Major Win for Peasant Rights: UNHRC passes resolution adopting the peasant rights declaration in Geneva

Written by Sabrang India | Published on: October 1, 2018

In a major victory for peasants rights across the world, after seventeen years of long and arduous negotiations, peasants and people working in rural areas are just a step away from having a UN declaration that is likely to protect their rights to land, seeds, biodiversity, local markets and more.




The UN Declaration for the Rights of Peasants and Other People Working in Rural Areas was passed on Friday September 28 by member nations of United Nations Human Rights Council (UNHRC) with 33 votes in favour, 11 abstentions and 3 against.

Next, the declaration will go before the upcoming 3rd Committee sessions at UN General Assembly in New York in October. The declaration will be up for voting and adoption by all Member States of the UN November 2018 onwards.

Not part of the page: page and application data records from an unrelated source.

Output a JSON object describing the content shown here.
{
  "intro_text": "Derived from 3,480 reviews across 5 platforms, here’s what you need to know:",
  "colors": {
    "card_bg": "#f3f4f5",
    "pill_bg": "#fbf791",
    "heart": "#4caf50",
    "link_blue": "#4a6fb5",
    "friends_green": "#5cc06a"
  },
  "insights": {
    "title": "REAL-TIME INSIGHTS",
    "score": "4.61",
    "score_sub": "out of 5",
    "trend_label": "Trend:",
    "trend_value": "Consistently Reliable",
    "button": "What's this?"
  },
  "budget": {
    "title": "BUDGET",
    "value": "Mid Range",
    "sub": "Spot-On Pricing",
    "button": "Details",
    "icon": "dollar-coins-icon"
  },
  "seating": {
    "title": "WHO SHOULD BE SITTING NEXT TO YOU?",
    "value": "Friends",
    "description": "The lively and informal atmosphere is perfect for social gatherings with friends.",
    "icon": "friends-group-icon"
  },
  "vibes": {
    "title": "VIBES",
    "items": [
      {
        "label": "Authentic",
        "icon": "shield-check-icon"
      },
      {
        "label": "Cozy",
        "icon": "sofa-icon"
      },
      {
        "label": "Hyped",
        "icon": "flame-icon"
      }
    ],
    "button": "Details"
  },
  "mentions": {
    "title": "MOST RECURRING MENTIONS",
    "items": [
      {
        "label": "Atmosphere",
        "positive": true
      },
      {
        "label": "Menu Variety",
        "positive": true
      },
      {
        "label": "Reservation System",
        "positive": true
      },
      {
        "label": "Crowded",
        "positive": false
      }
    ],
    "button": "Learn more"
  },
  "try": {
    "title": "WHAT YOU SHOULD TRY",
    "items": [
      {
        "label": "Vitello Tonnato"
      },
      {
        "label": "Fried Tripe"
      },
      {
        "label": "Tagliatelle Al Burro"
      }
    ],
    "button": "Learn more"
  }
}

The Declaration has the capacity to become a powerful tool for peasants and other people working in rural areas so that they can seek justice and favourable national policies around food, agriculture, seeds and land keeping in mind the interests of millions of rural food producers comprising all genders and youth.

La Via Campesina- a global movement of peasants, indigenous people, pastorialists and migrant workers adopted a Declaration of Rights of Peasants- Women and Men after several rounds of international consultation process. Civil society organisations like CETIM and FIAN International supported La Via Campesina in order for it to be able to present this proposal to the Human Rights Council in 2008.

After several rounds of international consultation process, La Via Campesina – a global movement of peasants, indigenous people, pastoralists and migrant workers adopted in 2008 a Declaration of Rights of Peasants – Women and Men[1]. With the support of civil society groups like CETIM and Food First Information and Action (FIAN) International, La Via Campesina presented this proposal to the Human Rights Council in 2008.

UN Table

Elizabeth Mofu, the General Coordinator of La Via Campesina said, “"This has been a long tough path but as peasants, as people who have seen the worst of poverty and neglect, we are tough too and we never give up."

As of today, peasants and others working in rural areas are vulnerable communities which do not have recourse to sufficient procedures in the face of forced displacement and marginalization. However, this win in Geneva is likely to get them a step closer towards the recognition of their rights. "This includes the right to life and adequate standards of living, the right to land, to seeds, to information, justice and equality between women and men," she said. For her, it is a turning point for peasant struggles around the world. "Today, we are just a step away from acceptance by all member nations of the United Nations." Elizabeth added.
 
"This has been a long tough path but as peasants, as people who have seen the worst of poverty and neglect, we are tough too and we never give up", said Elizabeth Mpofu, the General Coordinator of La Via Campesina

This UN Declaration can provide a global framework for national legislation and policies to:
  • Better protect the rights of peasants – women and men – and improve livelihoods in rural areas
  • Reinforce food sovereignty, the fight against climate change and the conservation of biodiversity
  • Take actions to implement comprehensive agrarian reform and a better protection against land-grabbing
  • Realise the right of peasants to conserve, use, exchange and sell their seeds
  • Ensure remunerative prices for peasant production and rights for agricultural workers
  • Recognise the rights of peasant women and bring about social justice for people of all origin, nationality, race, colour, descent. Sex, language, culture, marital status, property, disability, age, political or other opinion, religion, birth or economic, social or other status without discrimination
Ramona Duminicous from Via Campesina Europe said that the number of no votes and abstentions are abysmal and that the countries which didn’t vote in favour, are “not up to the protection of rights of peasants and rural populations.”

The Chairperson of Serikat Petani, Indonesia, henry Saragih said, "Our campaign for food sovereignty and people's agrarian reform in Indonesia has received an important and much-needed boost."

Once the resolution is adopted at the UN General Assembly in New York, member organisations will be able to take the message of the Declarations to their respective countries and empahsise on its significance in strengthening struggles against privatisation, criminalisation and more.

"At this point, despite producing the bulk of the food we eat – peasants are subjected to extreme forms of violence. Those who resist are either murdered or arrested. This criminalisation of peasant struggles has to stop and this Declaration is a step forward in that direction", said Diego from Movimiento Nacional Campesino Indígena (MNCI) Argentina CLOC-Vía Campesina

The adoption of this Declaration is being seen to in the light of empowering communities to better protect the rights of peasants and improve livelihoods in rural areas in the long and short run and at global level. This will fill the existing gaps in protection and should also be a step in the future to deal with emerging gaps and end discriminatory practices.